How to Burn a Goat
Farming with the Philosophers
Imprint: Baylor University Press
Sales Date: 2019-11-15
224 Pages, 5.00 x 8.00 in
- Published: November 2019
The ancient Roman orator Cicero famously believed, "If you have a garden and a library, you have everything you need." Contemporary philosopher Scott H. Moore agrees and puts this celebrated aphorism to the test.
In How to Burn a Goat: Farming with the Philosophers, Moore speculates on the practice of farming through the lens of philosophy and literature. He weaves together a tapestry of philosophical reflections on work and leisure, the nature of the virtues, and the role and limitations of technology and higher education with personal reflections on the joys and trials of farm life on his Crawford, Texas, farm.
Full of self-deprecating humor, Moore relates his own experience of a philosopher turned farmer. His efforts at scholar-farmer are haunted by questions from the world’s great minds—"Does Plato’s ‘city of sows’ ring true?," "Can Ockham help break a recalcitrant heifer?," "How can Heidegger help with raising swine?," "What insights does Iris Murdoch offer for pest control?" Combining insight with down-to-earth vignettes, Moore joins Wendell Berry, E. B. White, George Orwell, and many more in recognizing the truths deeply rooted in the management of the practical affairs of a farm.
Moore argues that a return to agrarian roots is needed to restore Aristotelian wonder and wisdom in a world increasingly defined by technology. Rejecting the idea that humans are simply cogs in a wheel, he shows how greater human happiness can be found in the meaningful labor of tending to nature, rather than the ever-expanding march of automation.
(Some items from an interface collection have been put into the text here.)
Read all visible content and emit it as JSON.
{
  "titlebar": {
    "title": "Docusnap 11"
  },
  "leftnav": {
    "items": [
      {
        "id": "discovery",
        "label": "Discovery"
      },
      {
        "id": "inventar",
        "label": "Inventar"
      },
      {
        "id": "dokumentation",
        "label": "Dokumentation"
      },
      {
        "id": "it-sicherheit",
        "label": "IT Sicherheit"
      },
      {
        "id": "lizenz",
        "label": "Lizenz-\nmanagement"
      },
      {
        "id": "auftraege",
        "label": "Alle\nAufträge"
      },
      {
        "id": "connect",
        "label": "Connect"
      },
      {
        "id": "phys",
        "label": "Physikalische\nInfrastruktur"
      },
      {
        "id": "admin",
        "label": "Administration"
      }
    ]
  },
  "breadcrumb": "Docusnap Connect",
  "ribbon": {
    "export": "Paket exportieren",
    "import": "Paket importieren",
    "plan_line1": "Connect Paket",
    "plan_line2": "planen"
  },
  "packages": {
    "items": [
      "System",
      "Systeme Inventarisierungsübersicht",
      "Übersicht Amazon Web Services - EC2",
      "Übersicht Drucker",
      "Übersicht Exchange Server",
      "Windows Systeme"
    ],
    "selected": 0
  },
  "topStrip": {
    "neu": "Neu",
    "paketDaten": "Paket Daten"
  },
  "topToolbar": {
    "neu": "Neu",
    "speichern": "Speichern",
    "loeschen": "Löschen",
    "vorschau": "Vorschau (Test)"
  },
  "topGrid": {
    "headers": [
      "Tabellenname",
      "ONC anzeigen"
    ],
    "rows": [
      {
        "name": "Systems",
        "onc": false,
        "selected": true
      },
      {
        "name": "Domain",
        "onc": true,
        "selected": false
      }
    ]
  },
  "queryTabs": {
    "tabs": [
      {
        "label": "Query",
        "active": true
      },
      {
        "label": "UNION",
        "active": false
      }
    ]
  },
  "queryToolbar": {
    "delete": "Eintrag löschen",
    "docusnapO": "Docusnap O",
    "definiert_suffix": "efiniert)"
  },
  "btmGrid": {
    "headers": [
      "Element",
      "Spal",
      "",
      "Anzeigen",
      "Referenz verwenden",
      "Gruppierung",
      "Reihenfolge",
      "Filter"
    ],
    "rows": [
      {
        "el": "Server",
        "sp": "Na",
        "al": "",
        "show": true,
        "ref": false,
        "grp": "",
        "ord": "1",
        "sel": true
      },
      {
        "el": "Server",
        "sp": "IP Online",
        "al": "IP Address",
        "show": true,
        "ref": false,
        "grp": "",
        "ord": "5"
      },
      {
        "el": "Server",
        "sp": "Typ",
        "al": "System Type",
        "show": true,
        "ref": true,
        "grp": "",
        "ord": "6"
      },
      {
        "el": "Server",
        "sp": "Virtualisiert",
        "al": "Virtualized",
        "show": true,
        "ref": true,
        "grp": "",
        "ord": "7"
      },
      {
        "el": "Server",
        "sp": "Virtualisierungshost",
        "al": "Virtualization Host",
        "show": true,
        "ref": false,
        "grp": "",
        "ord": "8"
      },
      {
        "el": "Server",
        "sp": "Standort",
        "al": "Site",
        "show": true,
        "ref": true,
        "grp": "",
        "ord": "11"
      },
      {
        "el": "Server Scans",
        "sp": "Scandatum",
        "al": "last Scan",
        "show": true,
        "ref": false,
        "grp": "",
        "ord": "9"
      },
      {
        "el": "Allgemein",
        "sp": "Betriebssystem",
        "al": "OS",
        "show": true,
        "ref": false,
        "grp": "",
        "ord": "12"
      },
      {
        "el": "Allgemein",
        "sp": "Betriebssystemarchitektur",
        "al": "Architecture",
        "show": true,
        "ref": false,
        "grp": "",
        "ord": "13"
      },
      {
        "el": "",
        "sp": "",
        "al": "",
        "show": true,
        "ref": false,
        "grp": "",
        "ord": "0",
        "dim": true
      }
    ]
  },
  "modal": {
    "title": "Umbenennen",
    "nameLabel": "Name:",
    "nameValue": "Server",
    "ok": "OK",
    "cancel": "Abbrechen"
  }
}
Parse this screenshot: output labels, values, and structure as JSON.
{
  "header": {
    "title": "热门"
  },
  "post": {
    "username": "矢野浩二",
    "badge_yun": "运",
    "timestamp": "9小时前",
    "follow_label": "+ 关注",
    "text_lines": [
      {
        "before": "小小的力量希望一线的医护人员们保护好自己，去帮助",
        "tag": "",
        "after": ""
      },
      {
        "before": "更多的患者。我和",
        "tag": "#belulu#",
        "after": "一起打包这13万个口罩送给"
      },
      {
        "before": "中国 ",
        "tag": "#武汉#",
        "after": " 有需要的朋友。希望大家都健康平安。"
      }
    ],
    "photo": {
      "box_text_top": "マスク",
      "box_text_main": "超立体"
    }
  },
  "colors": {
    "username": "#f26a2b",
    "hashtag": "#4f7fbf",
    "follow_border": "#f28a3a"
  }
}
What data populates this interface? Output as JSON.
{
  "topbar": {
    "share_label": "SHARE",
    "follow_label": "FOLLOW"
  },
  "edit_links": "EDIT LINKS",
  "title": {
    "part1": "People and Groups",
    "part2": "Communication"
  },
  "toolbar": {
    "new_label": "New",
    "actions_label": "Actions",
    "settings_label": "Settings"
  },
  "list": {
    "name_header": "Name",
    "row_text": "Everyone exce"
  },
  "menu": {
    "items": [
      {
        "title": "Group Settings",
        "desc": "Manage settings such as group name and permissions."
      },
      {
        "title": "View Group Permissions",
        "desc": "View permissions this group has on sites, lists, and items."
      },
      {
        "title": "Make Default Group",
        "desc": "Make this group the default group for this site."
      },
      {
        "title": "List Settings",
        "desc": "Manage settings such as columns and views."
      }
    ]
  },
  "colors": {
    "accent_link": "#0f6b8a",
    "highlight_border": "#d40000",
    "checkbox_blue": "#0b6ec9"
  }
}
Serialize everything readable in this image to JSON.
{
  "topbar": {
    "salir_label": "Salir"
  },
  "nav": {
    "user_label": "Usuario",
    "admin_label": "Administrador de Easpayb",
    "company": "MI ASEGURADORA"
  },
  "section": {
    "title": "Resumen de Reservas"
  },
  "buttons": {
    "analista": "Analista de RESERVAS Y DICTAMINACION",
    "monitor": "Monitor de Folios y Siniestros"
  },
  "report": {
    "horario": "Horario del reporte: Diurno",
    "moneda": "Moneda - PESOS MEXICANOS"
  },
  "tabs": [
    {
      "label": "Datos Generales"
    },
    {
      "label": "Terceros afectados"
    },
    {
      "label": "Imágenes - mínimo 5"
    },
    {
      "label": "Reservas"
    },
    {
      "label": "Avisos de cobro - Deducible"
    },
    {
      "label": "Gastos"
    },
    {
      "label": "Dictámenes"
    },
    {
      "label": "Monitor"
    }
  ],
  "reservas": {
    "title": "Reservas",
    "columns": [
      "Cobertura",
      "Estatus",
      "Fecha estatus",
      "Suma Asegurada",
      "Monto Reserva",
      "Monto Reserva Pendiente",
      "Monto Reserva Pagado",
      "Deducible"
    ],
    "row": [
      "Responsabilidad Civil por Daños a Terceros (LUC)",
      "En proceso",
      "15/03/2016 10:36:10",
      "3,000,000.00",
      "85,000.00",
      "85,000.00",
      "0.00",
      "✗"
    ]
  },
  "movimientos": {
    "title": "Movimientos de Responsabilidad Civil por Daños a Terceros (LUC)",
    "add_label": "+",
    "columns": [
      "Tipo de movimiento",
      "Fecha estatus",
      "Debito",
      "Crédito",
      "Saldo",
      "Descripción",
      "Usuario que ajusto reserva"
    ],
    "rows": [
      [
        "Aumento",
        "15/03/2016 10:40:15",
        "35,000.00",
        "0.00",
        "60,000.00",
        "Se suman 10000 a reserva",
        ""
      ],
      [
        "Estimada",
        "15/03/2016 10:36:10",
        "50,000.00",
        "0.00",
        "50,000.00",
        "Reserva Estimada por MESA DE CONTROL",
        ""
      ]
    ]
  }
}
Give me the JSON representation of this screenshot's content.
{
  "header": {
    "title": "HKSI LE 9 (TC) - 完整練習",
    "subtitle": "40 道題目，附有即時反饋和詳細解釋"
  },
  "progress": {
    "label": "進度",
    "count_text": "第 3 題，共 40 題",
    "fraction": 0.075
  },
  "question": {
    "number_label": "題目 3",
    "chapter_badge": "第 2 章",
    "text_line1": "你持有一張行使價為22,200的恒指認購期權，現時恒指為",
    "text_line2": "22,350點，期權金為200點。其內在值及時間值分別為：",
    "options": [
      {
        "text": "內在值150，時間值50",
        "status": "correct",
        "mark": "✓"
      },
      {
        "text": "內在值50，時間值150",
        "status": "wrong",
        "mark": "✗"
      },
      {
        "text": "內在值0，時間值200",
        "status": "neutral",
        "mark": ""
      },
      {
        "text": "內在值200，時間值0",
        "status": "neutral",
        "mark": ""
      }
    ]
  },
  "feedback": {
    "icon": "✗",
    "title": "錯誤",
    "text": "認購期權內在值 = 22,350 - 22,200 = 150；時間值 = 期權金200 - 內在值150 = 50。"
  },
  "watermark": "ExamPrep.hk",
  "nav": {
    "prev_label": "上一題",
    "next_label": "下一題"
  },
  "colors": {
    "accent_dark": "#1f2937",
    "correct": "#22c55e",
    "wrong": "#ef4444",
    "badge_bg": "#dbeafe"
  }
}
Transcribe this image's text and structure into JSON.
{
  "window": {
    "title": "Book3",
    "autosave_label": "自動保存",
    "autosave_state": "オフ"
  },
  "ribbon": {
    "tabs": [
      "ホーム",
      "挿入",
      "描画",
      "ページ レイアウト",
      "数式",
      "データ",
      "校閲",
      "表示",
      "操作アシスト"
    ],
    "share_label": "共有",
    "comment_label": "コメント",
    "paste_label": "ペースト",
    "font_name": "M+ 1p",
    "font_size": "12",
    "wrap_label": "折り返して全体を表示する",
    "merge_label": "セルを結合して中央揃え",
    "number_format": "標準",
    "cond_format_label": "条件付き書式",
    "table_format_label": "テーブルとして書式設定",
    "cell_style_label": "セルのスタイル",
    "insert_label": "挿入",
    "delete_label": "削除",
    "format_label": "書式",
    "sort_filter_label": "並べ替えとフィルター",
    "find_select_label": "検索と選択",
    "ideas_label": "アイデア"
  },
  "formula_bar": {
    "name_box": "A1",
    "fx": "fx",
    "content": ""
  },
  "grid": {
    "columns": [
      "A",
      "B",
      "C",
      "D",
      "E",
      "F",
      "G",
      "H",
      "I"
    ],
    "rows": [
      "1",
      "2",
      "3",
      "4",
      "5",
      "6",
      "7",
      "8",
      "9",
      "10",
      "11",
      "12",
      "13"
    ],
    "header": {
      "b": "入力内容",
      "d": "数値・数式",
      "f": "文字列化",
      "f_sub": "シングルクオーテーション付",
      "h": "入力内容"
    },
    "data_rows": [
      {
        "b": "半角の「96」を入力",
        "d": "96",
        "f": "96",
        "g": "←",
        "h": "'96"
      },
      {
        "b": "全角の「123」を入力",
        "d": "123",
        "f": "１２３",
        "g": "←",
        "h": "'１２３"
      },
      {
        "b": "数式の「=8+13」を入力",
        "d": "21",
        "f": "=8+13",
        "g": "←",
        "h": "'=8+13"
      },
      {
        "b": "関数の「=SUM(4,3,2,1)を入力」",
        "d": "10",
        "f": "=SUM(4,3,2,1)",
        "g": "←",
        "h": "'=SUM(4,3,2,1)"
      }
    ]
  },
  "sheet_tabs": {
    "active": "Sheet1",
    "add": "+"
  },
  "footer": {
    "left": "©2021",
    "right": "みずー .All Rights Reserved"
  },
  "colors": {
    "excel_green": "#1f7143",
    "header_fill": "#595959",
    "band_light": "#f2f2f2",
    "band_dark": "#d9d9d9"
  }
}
A Burnt OfferingBuying GeeseComing to Terms with ShitLambingGuinea FowlRed in Tooth and ClawPlaying by EarHomecoming and the Future of Higher EducationDoing It and Getting It DoneFallacy of AcquisitionMulesSeptic MattersOrphan ChicksSilky Smooth’s Big AdventureTo a Hare, From a LouseFarmers, Christians, and Intellectuals: Cultivating Humility and HopeNew GuineasSkunks RattlesnakesDead LambsAlexander McCall SmithToo Many EggsOckham, Iris, and the Show CattleWendell, Gene, and Joel: On the Difficulties of Theology and AgricultureDo Sweat the Small StuffNot So Humble, but Near to the GroundSaving SpidersSnakes and ChicksTolstoy and PahomThe Cow in the Parking LotBack to the Rough Ground: The Consolations of TechneCalvesE. B. White’s Adventures in ContentmentGussie, Lloyd, and MochaIn Defense of Watching Grass GrowOrchardsCity of SowsFarming with the Philosophers: Work, Leisure, Wonder, and GratitudeAppendixIris Murdoch’s Vexed Relationship with Christian Faith
What a fun book! A self-described ‘inexperienced philosopher hobby farmer,’ Moore writes about chasing guinea fowl, the virtues of mules, the vices of geese, the sounds heard on a farm, or why it is important to watch grass grow, mixed with quotations by everyone from Wendell Berry to Wittgenstein all in a clean prose style reminiscent of E. B. White. Moore had me laughing out loud and then pondering his wisdom the rest of the day.~Rev. Kyle Childress, Pastor, Austin Heights Baptist Church, Nacogdoches, Texas
Scott Moore has given us a wonderful gift with this book--a book of comedic determined wisdom that only a philosopher trying to be a farmer could describe. On reaching the end of the book my only thought was to read it again not only because Moore writes so well, but because I want to remember how (not) to burn a goat or to understand better the relationship between Plato and pigs.~Stanley Hauerwas, Gilbert T. Rowe Professor Emeritus of Divinity and Law, Duke Divinity School
Moore is on to important issues and is making a significant advance on questions about ethics, the environment, agriculture, and Christianity. How to Burn a Goat takes the reader on an intellectual adventure that opens with a family’s exploration of agrarian life and concludes with an encounter with some of the most profound philosophical insights of classical and modern philosophy.~David Solomon, de Nicola Center for Ethics and Culture, University of Notre Dame
As deftly written, organized and presented, as it is inherently interesting, thoughtful and thought-provoking, How to Burn a Goat: Farming with the Philosophers is a unique and unreservedly recommended addition to both community and academic library Contemporary Philosophy collections and supplemental curriculum reading lists.~The Midwest Book Review
Moore’s writing is entertaining and clear. He has a narrative gift combined with the technical training of a philosopher that allows him to clearly identify and analyze premises in thinking.~Karl C. Schaffenburg, University Bookman